I tell her about my fateful conversation with Trina on the way there. She's not as annoyed as I thought she'd be at my cousin's touristy attitude towards her homeland. In fact, she seems gidddy at the thought of meeting even more of the Fukui clan. I imagine her tune will change pretty quickly after any actual meetings occur.
Finally, the buss arrives and we climb on board, remaining quiet until we've left the downtown area.
I look over to Molly in the next seat, texting away on her phone (she mentioned something about helping a student with her algebra homework.) Amidst all the drama and mystery surround Suzu, I never took the opportunity to really delve deep into the two other girls I call my friends. That sounds pretty suggestive, in hindsight, but the point stands. Aside from some of the obvious details, I feel as though I haven’t taken the time to get to really know Molly and Miki as much as I should.
“Hmm?” she asks. It’s funny, but I never noticed how cute she looks when she’s giving you a questioning look.
“It’s kind of embarrassing, but I just now realized that we haven’t really… gotten to know each other very well, you know?”
She looks a bit taken aback, and for a second I think she may have taken my statement completely the wrong way. Before I can blubber and make myself look like a bigger dumbass, she giggles.
“I think we know each other pretty well, don’t you?” she asks with a smile.
I shrug. “To a certain extent, yeah. But, we haven’t really talked too much about our personal lives. Home, family, our old schools, things like that.”
Nodding in understanding, she gazes forward towards the bus drivers seat. She still has a smile on her face, but it’s more wistful than playful at this point.
“Well, I was born in New Delhi, but you already knew that. Fairly educated, not to sound too conceited. But, we did live a very comfortable life, especially compared to other people around there.”
I remember reading about the inequality gap that exists in India. This is the first time I’ve ever met someone with first-hand experience on the topic, and it’s pretty fascinating.
“‘We’ being you, and your parents?”
“Yes…well, no, just my dad. Amma
… my mom, she died when I was young.”
I nod solemnly stare down at my feet.
“I’m sorry to hear that.”
She dismissively shakes her head .
“You have nothing to be sorry for. The thing is, I almost died along with her. But, I managed to pull through… for a while. Then I got sick. Very sick. And that’s how I lost these.”

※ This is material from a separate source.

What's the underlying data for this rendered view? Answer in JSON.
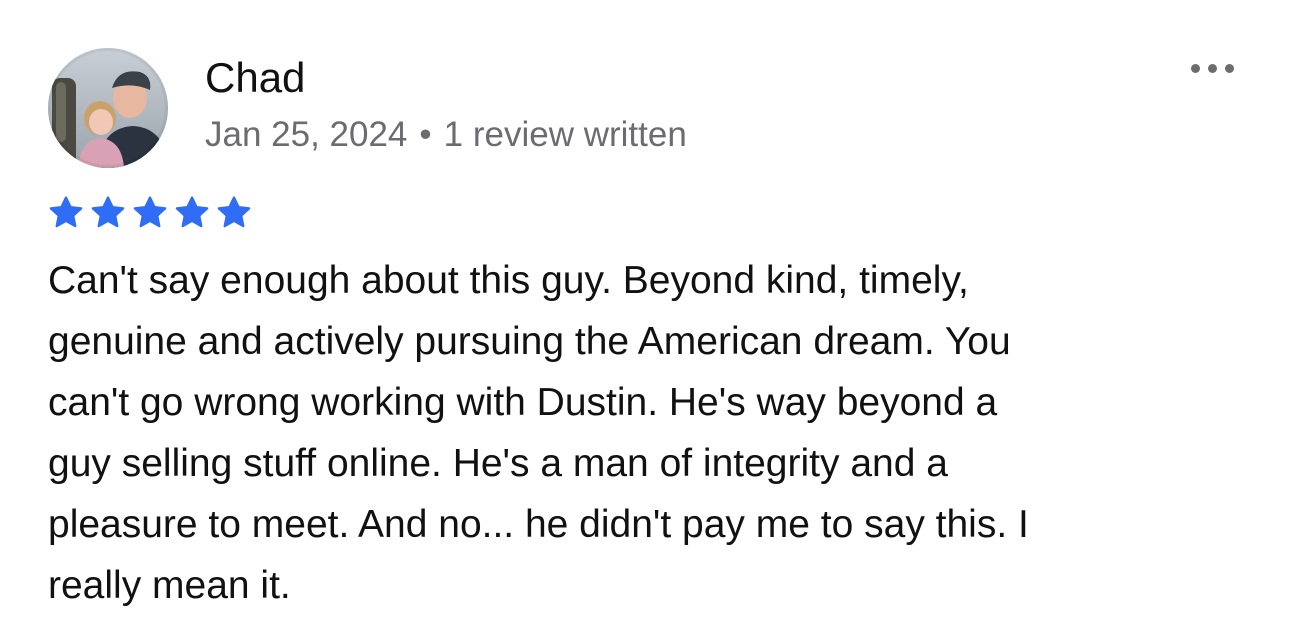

The way she kicks her legs with an almost carefree attitude tightens my stomach in a morbid knot.
“What about you?” she asks.
I chuckle darkly.
“Wild parties, drinking, falling off a cliff, nearly tearing my eye from my socket, spending a good month in the hospital, having your parents begin to believe you’re suicidal and losing whatever trust your family had in you to operate as a normal human being. Fun stuff.”
“I… see. This conversation’s certainly taken a turn for the morbid, hasn’t it?”
“You started it,” I tease.
Molly flicks me on my forearm and grins.
I snicker and continue. “So, before I bother asking, is Miki’s story one that would totally wreck my psyche and sense of childhood innocence?”
“Probably,” Molly nods. “But I’m sure if you ask nicely, she’ll leave out all the gory details.”
Molly sighs sadly. “No, she won’t.”
A bump in the road coincides nicely with our bringing up Miki.
“Actually,” Molly continues. “It has a few very sweet parts, if you can believe it.”
“I don’t doubt it,” I tell her. “But Miki’s like some transcript from an ancient civilization. It’s hard as shit to read her, or even know where she’s headed. Like, one second you have something meaningful, then boom, sex joke. Honestly, she’s the complete opposite of what I envisioned from a Japanese teenage girl.”
Molly counters, amused at my explanation, “I don’t know, I’d say she’s more like some fan fiction you would read on the internet. Very easy.”
“Well, you would know if she were easy or not, wouldn't you?”
Molly gasps and hits me in the solar plexus. It actually hurts, surprisingly enough. Miki might be giving her lessons.
“I meant to read, you freak!”
I smile softly and rub my pained midsection, while Molly pouts all the way back home.